Bike thefts becoming ‘significant problem’ in Red Deer

Residents are sounding the alarm on the growing problem of bike theft… Continue reading

Red Deer approves 10 cannabis retail stores

Locations approved around the city

One trillion litres of sewage leaked into lakes and rivers over last five years

OTTAWA — Last Wednesday, a team of people from the Lake Ontario… Continue reading

Woman bitten at Red Deer dog park

Dog owners reminded to control their pets

WATCH: A horse was neglected by its owner. Now the horse is suing

ESTACADA, Ore. - Justice is an 8-year-old American quarter horse who used… Continue reading

Red Sox old-timer’s memorabilia going up for sale

BIDDEFORD, Maine — Some items belonging to one of the Boston Red… Continue reading

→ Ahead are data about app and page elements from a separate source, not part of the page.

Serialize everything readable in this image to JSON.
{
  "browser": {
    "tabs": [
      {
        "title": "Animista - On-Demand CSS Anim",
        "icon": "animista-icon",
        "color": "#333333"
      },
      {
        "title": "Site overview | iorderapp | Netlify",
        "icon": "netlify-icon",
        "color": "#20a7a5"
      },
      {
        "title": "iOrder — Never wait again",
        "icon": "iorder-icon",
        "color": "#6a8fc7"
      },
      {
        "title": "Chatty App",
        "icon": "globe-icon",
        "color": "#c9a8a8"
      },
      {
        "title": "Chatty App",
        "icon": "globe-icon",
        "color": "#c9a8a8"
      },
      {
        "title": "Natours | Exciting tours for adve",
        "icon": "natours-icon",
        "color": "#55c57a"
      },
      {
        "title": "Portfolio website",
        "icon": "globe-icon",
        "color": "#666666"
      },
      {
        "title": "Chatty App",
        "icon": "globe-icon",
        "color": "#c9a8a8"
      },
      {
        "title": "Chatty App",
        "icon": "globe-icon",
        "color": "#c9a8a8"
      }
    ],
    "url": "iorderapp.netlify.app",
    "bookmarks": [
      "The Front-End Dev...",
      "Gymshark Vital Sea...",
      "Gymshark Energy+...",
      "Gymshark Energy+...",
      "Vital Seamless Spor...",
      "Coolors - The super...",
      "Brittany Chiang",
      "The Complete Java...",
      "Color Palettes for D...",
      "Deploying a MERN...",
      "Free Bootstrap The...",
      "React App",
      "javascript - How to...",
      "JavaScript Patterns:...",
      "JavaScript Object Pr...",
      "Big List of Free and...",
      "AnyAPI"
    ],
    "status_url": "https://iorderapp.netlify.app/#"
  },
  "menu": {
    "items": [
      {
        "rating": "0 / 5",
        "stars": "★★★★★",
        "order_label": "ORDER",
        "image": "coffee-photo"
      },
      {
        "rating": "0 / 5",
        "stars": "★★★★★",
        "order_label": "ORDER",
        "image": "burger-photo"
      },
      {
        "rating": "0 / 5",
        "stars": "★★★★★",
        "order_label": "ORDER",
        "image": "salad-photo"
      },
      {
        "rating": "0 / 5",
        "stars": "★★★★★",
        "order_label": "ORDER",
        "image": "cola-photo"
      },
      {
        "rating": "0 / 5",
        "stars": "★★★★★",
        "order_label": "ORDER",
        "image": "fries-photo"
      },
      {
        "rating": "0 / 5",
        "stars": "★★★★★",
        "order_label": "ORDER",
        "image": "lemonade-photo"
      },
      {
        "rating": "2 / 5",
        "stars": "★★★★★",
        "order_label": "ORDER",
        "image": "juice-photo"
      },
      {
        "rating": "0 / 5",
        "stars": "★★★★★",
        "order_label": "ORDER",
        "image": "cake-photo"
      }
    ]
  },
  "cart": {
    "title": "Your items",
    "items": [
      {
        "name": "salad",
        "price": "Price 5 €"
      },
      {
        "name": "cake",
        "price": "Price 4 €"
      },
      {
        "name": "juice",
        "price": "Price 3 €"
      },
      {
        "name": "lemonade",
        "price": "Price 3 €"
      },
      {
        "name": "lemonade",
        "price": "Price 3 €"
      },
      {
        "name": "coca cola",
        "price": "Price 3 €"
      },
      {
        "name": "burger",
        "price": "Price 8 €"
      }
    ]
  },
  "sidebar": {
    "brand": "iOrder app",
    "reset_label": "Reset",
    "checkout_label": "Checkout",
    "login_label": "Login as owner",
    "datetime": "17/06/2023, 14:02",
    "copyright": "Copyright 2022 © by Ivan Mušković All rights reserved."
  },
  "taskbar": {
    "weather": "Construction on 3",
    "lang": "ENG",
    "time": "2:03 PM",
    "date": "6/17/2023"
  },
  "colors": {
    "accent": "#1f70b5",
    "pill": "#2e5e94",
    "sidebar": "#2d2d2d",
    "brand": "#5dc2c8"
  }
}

Rival Korea leaders to meet in Pyongyang in September

SEOUL, Korea, Republic Of — The rival Koreas announced Monday that North… Continue reading

Charlottesville anniversary: Peaceful protests, few arrests

WASHINGTON — Thousands of people wanting to send a message that racism… Continue reading

‘I believe music heals people’: 12-year-old records tribute for shooting victims

YARMOUTH, N.S. — Twelve-year-old Josh Cochrane of Yarmouth, N.S., watched the news… Continue reading

Fallen officers’ families gather with Justin Trudeau after tragedy

The prime minister laid flowers at the growing memorial to the four victims of Friday’s violence

Fallen officers’ families gather with prime minister after tragedy

FREDERICTON — Prime Minister Justin Trudeau met with families of fallen Fredericton… Continue reading

Liberals showcase benefits of billions spent on infrastructure projects

OTTAWA — Little more than a year before the next federal election,… Continue reading

Fredericton parade ‘a way to celebrate even in the midst of this grief’: mayor

FREDERICTON — Two days after four people were gunned down in a… Continue reading

Most Read

Five-day delivery plus unlimited digital access for $185 for 260 issues (must live in delivery area to qualify) Unlimited Digital Access 99 cents for the first four weeks and then only $15 per month Five-day delivery plus unlimited digital access for $15 a month